Last week I mentioned some Don'ts about how to pitch your novel to an agent (or editor, or Hollywood, or any pro, really), as described in Donald Maass's The Career Novelist. As promised, here are some things that could tip the scales in your favor instead:
Write a letter (or email) -- check the agent's website for preference (key if you want to make a good impression.
"A relaxed but businesslike approach is probably best."
Make it simple and straightforward:
What the writer wants.
What is being offered.
Information helpful in selling the work.
Something (but not much) about the writer.
Make your manuscript sound appealing within a few lines (not paragraphs) --difficult but not impossible. Answer the main questions:
Where is your story set?
Who is your hero(ine)?
What is the main problem he/she must overcome?

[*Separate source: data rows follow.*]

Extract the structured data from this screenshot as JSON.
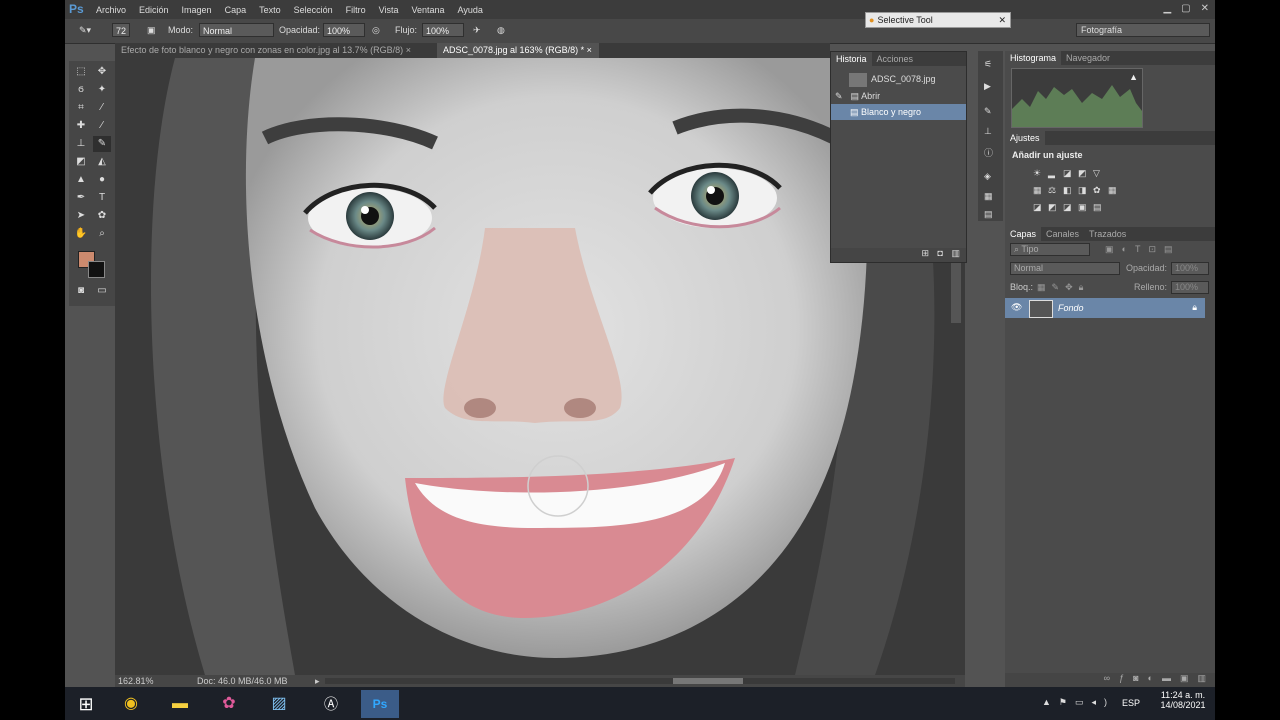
{
  "app": {
    "logo": "Ps",
    "menu": [
      "Archivo",
      "Edición",
      "Imagen",
      "Capa",
      "Texto",
      "Selección",
      "Filtro",
      "Vista",
      "Ventana",
      "Ayuda"
    ]
  },
  "options": {
    "brush_size": "72",
    "mode_label": "Modo:",
    "mode_value": "Normal",
    "opacity_label": "Opacidad:",
    "opacity_value": "100%",
    "flow_label": "Flujo:",
    "flow_value": "100%",
    "workspace": "Fotografía"
  },
  "floating": {
    "selective_tool": "Selective Tool"
  },
  "doc_tabs": [
    {
      "label": "Efecto de foto blanco y negro con zonas en color.jpg al 13.7% (RGB/8)"
    },
    {
      "label": "ADSC_0078.jpg al 163% (RGB/8) *"
    }
  ],
  "history_panel": {
    "tabs": [
      "Historia",
      "Acciones"
    ],
    "snapshot": "ADSC_0078.jpg",
    "items": [
      "Abrir",
      "Blanco y negro"
    ]
  },
  "histogram_panel": {
    "tabs": [
      "Histograma",
      "Navegador"
    ]
  },
  "adjustments": {
    "title": "Ajustes",
    "subtitle": "Añadir un ajuste"
  },
  "layers_panel": {
    "tabs": [
      "Capas",
      "Canales",
      "Trazados"
    ],
    "filter": "Tipo",
    "blend_mode": "Normal",
    "opacity_label": "Opacidad:",
    "opacity_value": "100%",
    "lock_label": "Bloq.:",
    "fill_label": "Relleno:",
    "fill_value": "100%",
    "layer_name": "Fondo"
  },
  "status": {
    "zoom": "162.81%",
    "doc": "Doc: 46.0 MB/46.0 MB"
  },
  "taskbar": {
    "lang": "ESP",
    "time": "11:24 a. m.",
    "date": "14/08/2021"
  }
}
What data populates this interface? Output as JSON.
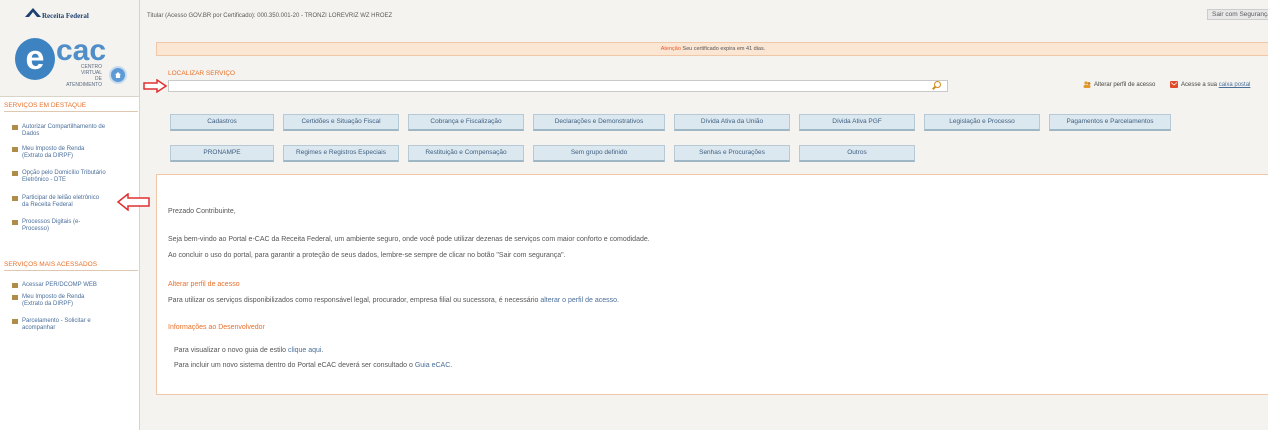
{
  "brand": {
    "receita": "Receita Federal",
    "ecac_e": "e",
    "ecac_cac": "cac",
    "ecac_sub1": "CENTRO VIRTUAL",
    "ecac_sub2": "DE ATENDIMENTO"
  },
  "header": {
    "holder": "Titular (Acesso GOV.BR por Certificado): 000.350.001-20 - TRONZI LOREVRIZ WZ HROEZ",
    "sair": "Sair com Segurança"
  },
  "warning": {
    "prefix": "Atenção",
    "text": " Seu certificado expira em 41 dias."
  },
  "search": {
    "label": "LOCALIZAR SERVIÇO",
    "placeholder": ""
  },
  "actions": {
    "alterar": "Alterar perfil de acesso",
    "caixa_prefix": "Acesse a sua ",
    "caixa_link": "caixa postal"
  },
  "sidebar": {
    "destaque_title": "SERVIÇOS EM DESTAQUE",
    "destaque": [
      {
        "l1": "Autorizar Compartilhamento de",
        "l2": "Dados"
      },
      {
        "l1": "Meu Imposto de Renda",
        "l2": "(Extrato da DIRPF)"
      },
      {
        "l1": "Opção pelo Domicílio Tributário",
        "l2": "Eletrônico - DTE"
      },
      {
        "l1": "Participar de leilão eletrônico",
        "l2": "da Receita Federal"
      },
      {
        "l1": "Processos Digitais (e-",
        "l2": "Processo)"
      }
    ],
    "acessados_title": "SERVIÇOS MAIS ACESSADOS",
    "acessados": [
      {
        "l1": "Acessar PER/DCOMP WEB",
        "l2": ""
      },
      {
        "l1": "Meu Imposto de Renda",
        "l2": "(Extrato da DIRPF)"
      },
      {
        "l1": "Parcelamento - Solicitar e",
        "l2": "acompanhar"
      }
    ]
  },
  "services": {
    "row1": [
      "Cadastros",
      "Certidões e Situação Fiscal",
      "Cobrança e Fiscalização",
      "Declarações e Demonstrativos",
      "Dívida Ativa da União",
      "Dívida Ativa PGF",
      "Legislação e Processo",
      "Pagamentos e Parcelamentos"
    ],
    "row2": [
      "PRONAMPE",
      "Regimes e Registros Especiais",
      "Restituição e Compensação",
      "Sem grupo definido",
      "Senhas e Procurações",
      "Outros"
    ]
  },
  "content": {
    "greeting": "Prezado Contribuinte,",
    "p1": "Seja bem-vindo ao Portal e-CAC da Receita Federal, um ambiente seguro, onde você pode utilizar dezenas de serviços com maior conforto e comodidade.",
    "p2": "Ao concluir o uso do portal, para garantir a proteção de seus dados, lembre-se sempre de clicar no botão \"Sair com segurança\".",
    "h_alterar": "Alterar perfil de acesso",
    "p3_prefix": "Para utilizar os serviços disponibilizados como responsável legal, procurador, empresa filial ou sucessora, é necessário ",
    "p3_link": "alterar o perfil de acesso",
    "p3_suffix": ".",
    "h_dev": "Informações ao Desenvolvedor",
    "p4_prefix": "Para visualizar o novo guia de estilo ",
    "p4_link": "clique aqui",
    "p4_suffix": ".",
    "p5_prefix": "Para incluir um novo sistema dentro do Portal eCAC deverá ser consultado o ",
    "p5_link": "Guia eCAC",
    "p5_suffix": "."
  },
  "colors": {
    "accent": "#e8702a",
    "link": "#4a6e9a",
    "button_bg": "#dce8ef",
    "arrow": "#e03030"
  }
}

Where do you think this novel fits in the marketplace?
Editors appreciate brevity, especially when sifting through hundreds of query letters every week.

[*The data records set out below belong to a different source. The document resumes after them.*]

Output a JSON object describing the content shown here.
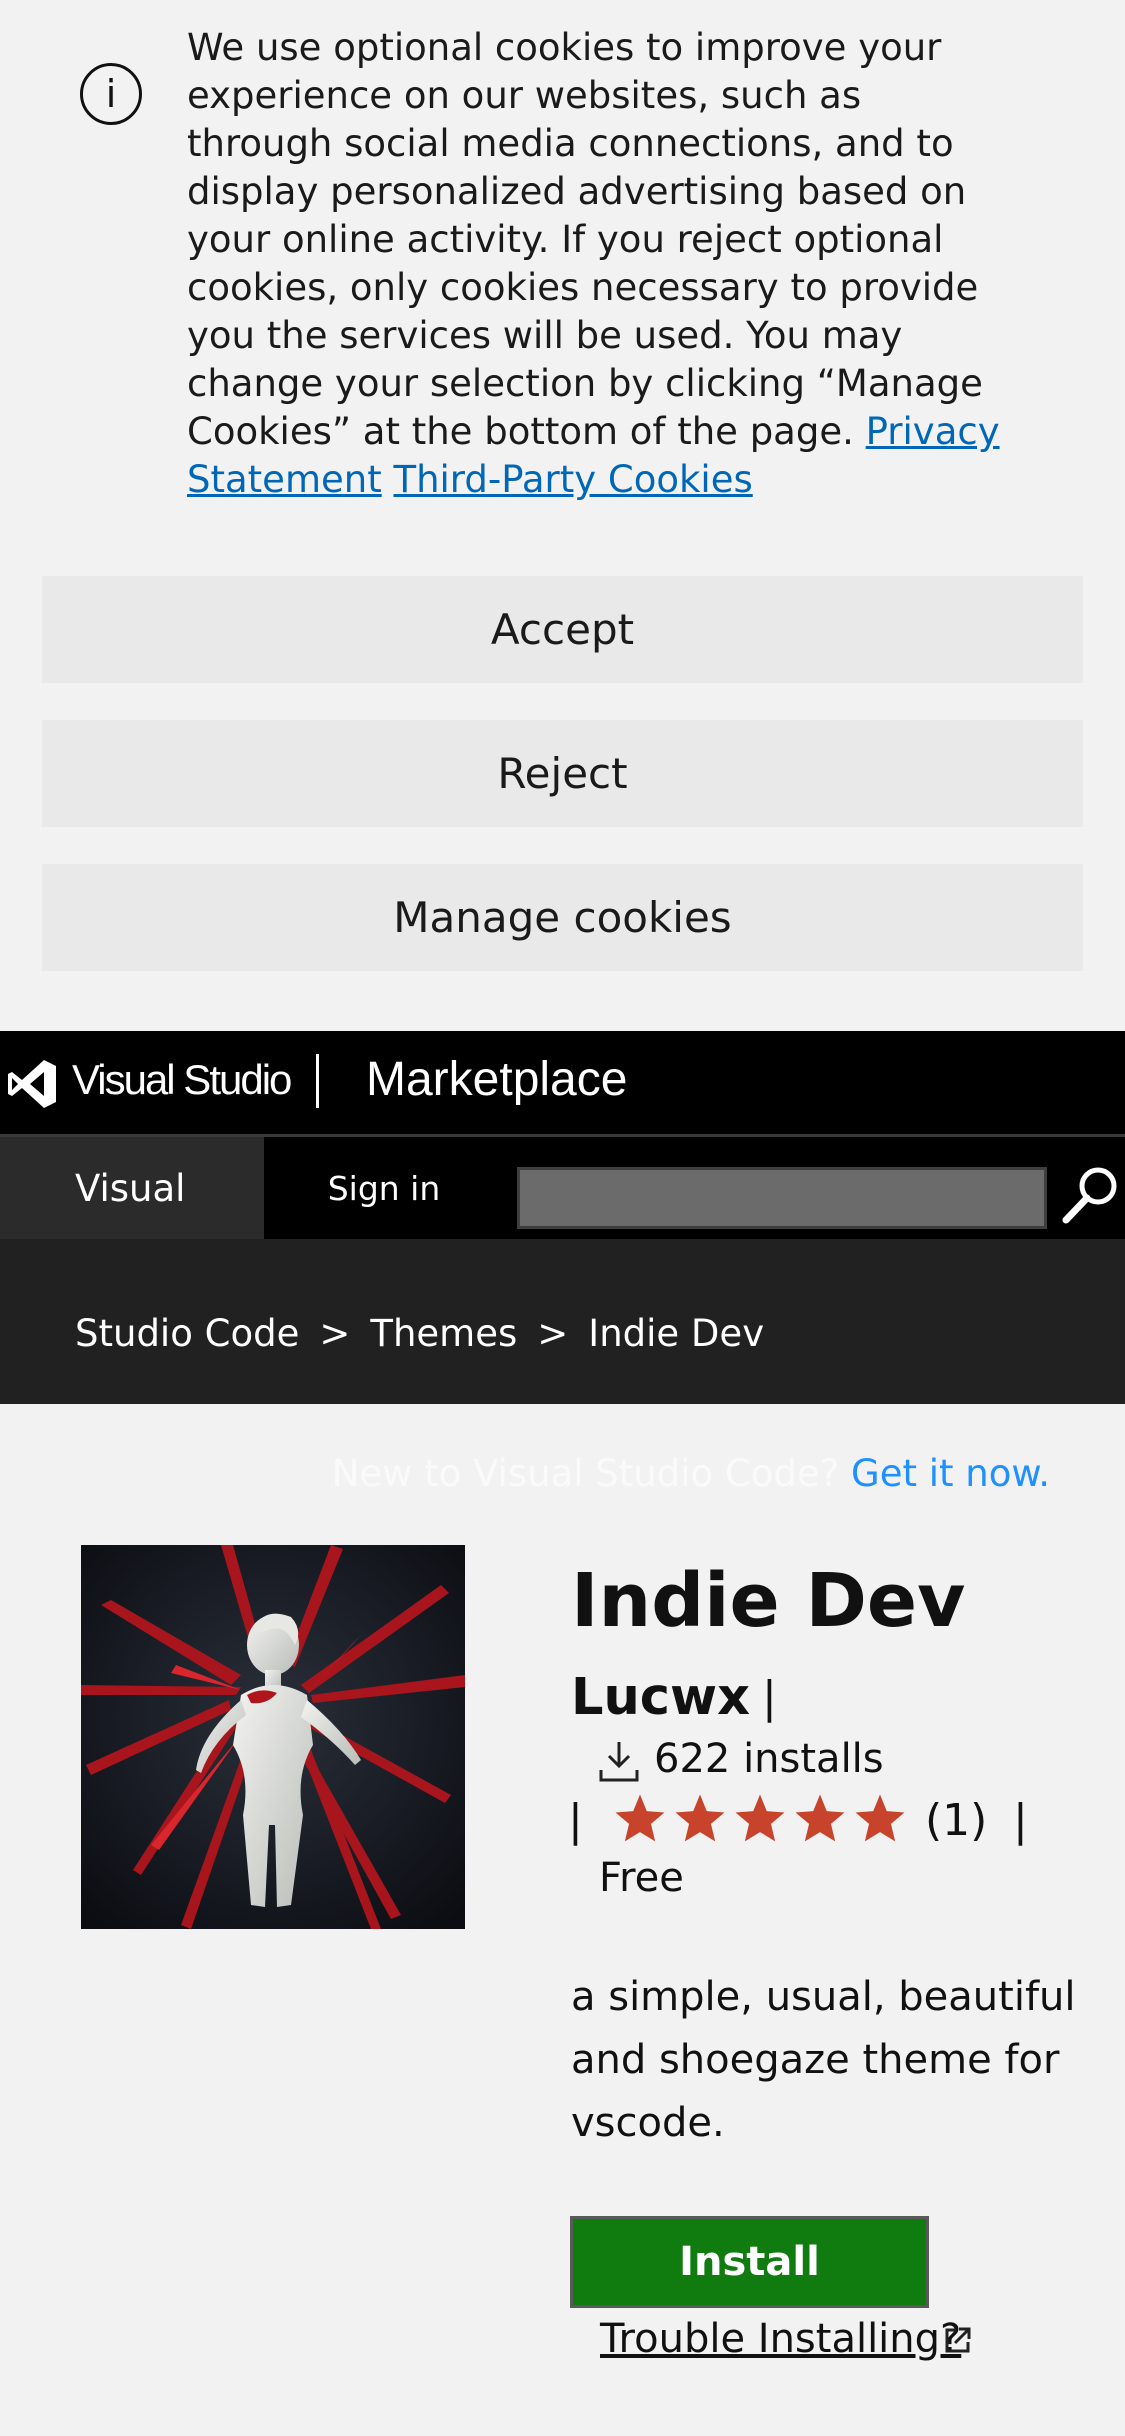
{
  "cookie_banner": {
    "text": "We use optional cookies to improve your experience on our websites, such as through social media connections, and to display personalized advertising based on your online activity. If you reject optional cookies, only cookies necessary to provide you the services will be used. You may change your selection by clicking “Manage Cookies” at the bottom of the page.",
    "privacy_link": "Privacy Statement",
    "third_party_link": "Third-Party Cookies",
    "accept_label": "Accept",
    "reject_label": "Reject",
    "manage_label": "Manage cookies",
    "info_icon": "info-icon"
  },
  "header": {
    "brand": "Visual Studio",
    "site": "Marketplace",
    "nav_visual": "Visual",
    "sign_in": "Sign in",
    "search_placeholder": "",
    "search_icon": "search-icon"
  },
  "breadcrumb": {
    "items": [
      "Studio Code",
      "Themes",
      "Indie Dev"
    ],
    "separator": ">"
  },
  "promo": {
    "text": "New to Visual Studio Code?",
    "link": "Get it now."
  },
  "extension": {
    "name": "Indie Dev",
    "publisher": "Lucwx",
    "installs": "622 installs",
    "rating_count": "(1)",
    "rating_stars": 5,
    "price": "Free",
    "description": "a simple, usual, beautiful and shoegaze theme for vscode.",
    "install_label": "Install",
    "trouble_label": "Trouble Installing?",
    "pipe": "|"
  },
  "colors": {
    "accent_link": "#0067b8",
    "install_green": "#107c10",
    "star": "#c8432b"
  }
}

Model Query Letter:
Proper letter format shows that the writer is serious and businesslike.
Introductory paragraph makes a connection (even if remote) between agent and writer and states the writer's purpose.
Short summary of the story including 3 key ingredients to the story:
Writer's biography that's relevant to writing career/story. If not writing experience is available (yet), just keep it short and simple.
Closing which offers two options for submission (if writing a letter instead of an email, you may enclose a Self-Addressed Stamped Envelope, or SASE).
There are many sites out there from agents/editors that offer help on how to write awesome queries (or how to avoid writing repelling ones). One I find rather amusing is Query Shark's blog.
Though I have decided to bypass the traditional publishing route (for multiple reasons), I still find the following counsel by Mr. Donald Maass to be quite interested (especially as it can be applied to other areas beyond the literary field). Besides, I find more and more people are asking me questions about publishing, so I figure this might help.
So here's a little bit about how not to pitch from The Career Novelist (interspersed with some personal notes):
"My novel is very timely. You have to move fast!" -- The likelihood of succeeding with a novel are very slim at best (especially when trying to get your book published the traditional way). And "[w]hile it is true that so-called "instant" nonfiction books can be written, produced and shipped in a matter of weeks, this is never done for novels (save for the occasional movie tie-in). From the date of delivery to a publisher, virtually all novels take a year or more to reach the stores."
"I know my novel is dynamite. Impartial test readers have told me so!" -- In Mr. Maass's experience, "test readers are not reliable forecasters [of sales]" unless these test readers happen to be from authors, editors or agents that he already respects. Possibly because he's noticed a certain trend: people are more easily going to trashed a published book than an unpublished one (I think that would make for some interesting psychological reading, eh?).
"This book is my baby. I want an agent who loves it as much as I do." -- This might presage a writer who might have grown a little bit too emotional about his/her work, to a point that it might have rendered him/her somewhat blind, leading to being over-protectiveness of his/her work and ultimately a problem author.
"Never before has there been a novel like mine. It breaks new ground!" -- "There is little that is harder to sell than books that are ahead of their time," especially in the traditional book publishing world where we see more books published that follow a certain trend (sizzling hot vampire romances anyone?), until someone else has broken the mold (which then creates a whole new entire trend).
"My novel combines the terror of Stephen King, the suspense of Tom Clancy, the glitz of Judith Krantz, and the romance of Danielle Steel! It will dazzle mystery fans and history buffs alike!" -- Error! Error! Overcomparison! Excess of humility detected! Besides, it usually portends the novel to be somewhat of a mess. The writer may compare his/her novel to others like it, but should keep it simple.
"Believe me, I am your dream client! No one will work harder for you than me!" -- "If overeagerness was the only fault here, [Mr. Maass] would overlook it." However, these writers more often than not have a secret drawer stashed with old manuscripts that very likely failed being sold. But these writers cannot hope to get the agent to save these "mediocre projects." Or this pitch may hint at an individual who "lacks self-confidence, perspective," or may even be lazy (my own biggest demon).
"Mr. Maass, this is your lucky day!" -- Oi, don't be pushy, people!